Wall Street stocks fell, snapping a four-day winning streak, while the dollar dipped against the Japanese yen but rose against the euro.
American private employers cut 371,000 jobs last month, according to the ADP Employer Services report, jointly developed with Macroeconomic Advisers LLC.
That was less than 463,000 cuts in June but above the 345,000 job losses economists had expected for July.
Outplacement consultancy Challenger, Gray & Christmas, Inc. also reported that U.S. firms' layoff plans in July surged 31 percent compared with June, which had marked a 15-month low.
Labor market strains were evident in the services sector, which comprises 80 percent of U.S. economic output. The Institute for Supply Management said its services index fell to 46.4 last month from 47.0 in June.
Economists had expected the number to rise to 48.0, closer to the dividing line between growth and contraction at 50. The last time the index was above 50 was August of 2008.

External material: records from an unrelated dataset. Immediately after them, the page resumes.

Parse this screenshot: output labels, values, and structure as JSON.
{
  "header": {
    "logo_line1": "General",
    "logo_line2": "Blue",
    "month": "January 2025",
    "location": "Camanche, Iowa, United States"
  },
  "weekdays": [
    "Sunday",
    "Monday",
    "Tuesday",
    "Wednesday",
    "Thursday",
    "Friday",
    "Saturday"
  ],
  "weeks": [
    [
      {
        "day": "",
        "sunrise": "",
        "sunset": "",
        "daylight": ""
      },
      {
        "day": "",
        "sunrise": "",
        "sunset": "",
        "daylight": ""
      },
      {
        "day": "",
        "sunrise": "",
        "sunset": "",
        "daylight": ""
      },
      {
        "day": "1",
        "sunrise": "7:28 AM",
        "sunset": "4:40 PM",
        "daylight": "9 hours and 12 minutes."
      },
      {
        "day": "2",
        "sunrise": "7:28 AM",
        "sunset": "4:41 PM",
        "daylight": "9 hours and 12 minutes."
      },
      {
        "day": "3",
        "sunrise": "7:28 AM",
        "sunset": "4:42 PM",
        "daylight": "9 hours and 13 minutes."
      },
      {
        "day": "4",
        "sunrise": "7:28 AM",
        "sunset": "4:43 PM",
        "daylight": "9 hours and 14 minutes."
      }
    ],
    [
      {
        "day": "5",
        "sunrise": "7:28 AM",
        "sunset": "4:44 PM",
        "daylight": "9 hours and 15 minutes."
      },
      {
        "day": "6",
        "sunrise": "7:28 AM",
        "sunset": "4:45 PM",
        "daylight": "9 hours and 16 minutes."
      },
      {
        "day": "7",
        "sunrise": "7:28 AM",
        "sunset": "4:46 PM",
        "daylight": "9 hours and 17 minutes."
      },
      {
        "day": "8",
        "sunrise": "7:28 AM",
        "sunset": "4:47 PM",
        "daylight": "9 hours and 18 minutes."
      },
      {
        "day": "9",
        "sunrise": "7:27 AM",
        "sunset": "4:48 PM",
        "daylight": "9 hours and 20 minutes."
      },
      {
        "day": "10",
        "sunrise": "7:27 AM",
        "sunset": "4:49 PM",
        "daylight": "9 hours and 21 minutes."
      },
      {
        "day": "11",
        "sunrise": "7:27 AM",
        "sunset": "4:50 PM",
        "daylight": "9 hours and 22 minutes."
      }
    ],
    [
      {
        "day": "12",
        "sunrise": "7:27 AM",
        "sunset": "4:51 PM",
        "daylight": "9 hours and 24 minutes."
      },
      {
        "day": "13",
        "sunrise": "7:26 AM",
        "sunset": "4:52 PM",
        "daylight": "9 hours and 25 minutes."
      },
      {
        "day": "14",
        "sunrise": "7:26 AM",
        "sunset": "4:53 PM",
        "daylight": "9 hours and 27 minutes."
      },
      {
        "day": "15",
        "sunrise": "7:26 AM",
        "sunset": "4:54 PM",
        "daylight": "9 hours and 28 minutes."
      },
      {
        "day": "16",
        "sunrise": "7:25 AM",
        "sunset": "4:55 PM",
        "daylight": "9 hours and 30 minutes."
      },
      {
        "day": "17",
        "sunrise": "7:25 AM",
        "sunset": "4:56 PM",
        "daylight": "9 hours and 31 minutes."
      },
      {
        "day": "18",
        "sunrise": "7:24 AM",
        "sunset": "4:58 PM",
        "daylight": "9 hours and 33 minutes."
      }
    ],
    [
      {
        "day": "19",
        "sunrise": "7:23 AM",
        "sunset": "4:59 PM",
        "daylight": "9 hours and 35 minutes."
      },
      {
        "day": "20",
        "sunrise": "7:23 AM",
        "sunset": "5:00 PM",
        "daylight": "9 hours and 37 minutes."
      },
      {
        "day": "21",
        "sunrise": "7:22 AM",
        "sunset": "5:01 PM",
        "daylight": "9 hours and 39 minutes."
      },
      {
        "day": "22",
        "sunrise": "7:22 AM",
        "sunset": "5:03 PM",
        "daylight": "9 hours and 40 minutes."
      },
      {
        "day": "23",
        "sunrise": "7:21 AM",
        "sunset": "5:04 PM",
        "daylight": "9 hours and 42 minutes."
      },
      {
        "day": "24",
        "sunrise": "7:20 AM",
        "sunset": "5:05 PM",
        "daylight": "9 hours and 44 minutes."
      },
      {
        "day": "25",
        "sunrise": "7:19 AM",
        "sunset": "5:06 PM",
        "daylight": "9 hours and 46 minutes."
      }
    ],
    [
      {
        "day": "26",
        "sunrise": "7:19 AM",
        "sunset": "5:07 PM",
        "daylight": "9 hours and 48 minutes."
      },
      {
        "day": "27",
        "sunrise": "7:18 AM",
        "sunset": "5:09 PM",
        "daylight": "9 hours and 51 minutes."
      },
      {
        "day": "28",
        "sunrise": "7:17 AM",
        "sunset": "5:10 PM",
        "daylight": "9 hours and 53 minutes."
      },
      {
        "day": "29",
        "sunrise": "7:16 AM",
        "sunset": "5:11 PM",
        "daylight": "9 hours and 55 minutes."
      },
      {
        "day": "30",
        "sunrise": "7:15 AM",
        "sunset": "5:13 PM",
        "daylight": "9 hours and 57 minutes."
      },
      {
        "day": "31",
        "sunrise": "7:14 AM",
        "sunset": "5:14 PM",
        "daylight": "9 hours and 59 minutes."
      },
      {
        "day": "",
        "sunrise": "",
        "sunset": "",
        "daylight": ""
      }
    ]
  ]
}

This is not good news for the labor market, given the disappointing ADP reading, said Richard DeKaser, president of Woodley Park Research in Washington. These are not good numbers in the same day.
A Reuters poll of economists predicted Friday's payrolls report, which includes private and public employment, would show 320,000 job cuts in July, down from 467,000 in June.
The White House said the Labor Department report will show hundreds of thousands more lost jobs in July.
Recent data has painted a mixed picture of U.S. economic health, with the ISM's manufacturing index earlier this week showing a slower-than-expected contraction in July.
Investors gleaned a glimmer of hope from a Commerce Department report showing new orders at U.S. factories unexpectedly rose in June, though DeKaser said that was driven by factories eking out gains due to low inventories.
He added, there is a clear lag in the recovery in the services sector, which reflects the anemic consumer part of the economy.
In a separate report, the Mortgage Bankers Association said demand for U.S. home loans rose last week as a three-week low in 30-year fixed mortgage rates boosted applications for refinancing.
That came a day after U.S. data showed pending home sales jumped 3.6 percent in June, adding to hope that U.S. home prices may finally be nearing the end of a precipitous fall.
Most folks are hopeful, based on all the numbers we've been seeing, that we've got a floor here and we're going to start seeing a long, slow recovery. said Jonathan Corr, chief strategy officer at Pleasanton, California-based mortgage software provider Ellie Mae.
But hopes on this front also came with a caveat, and analysts said a swift rebound from the housing market's worst slump since the Great Depression is not on the horizon.
Demand for mortgages to buy new homes -- rather than to refinance existing debt -- remains weak, with purchase loan requests rising just 0.9 percent last week, the MBA said.
We can't march around in victory yet, Corr said, but we're starting to see the light at the end of the tunnel.
(Additional reporting by Chris Reese, Lynn Adler, Mary Rowe and Richard Leong; Editing by Kenneth Barry)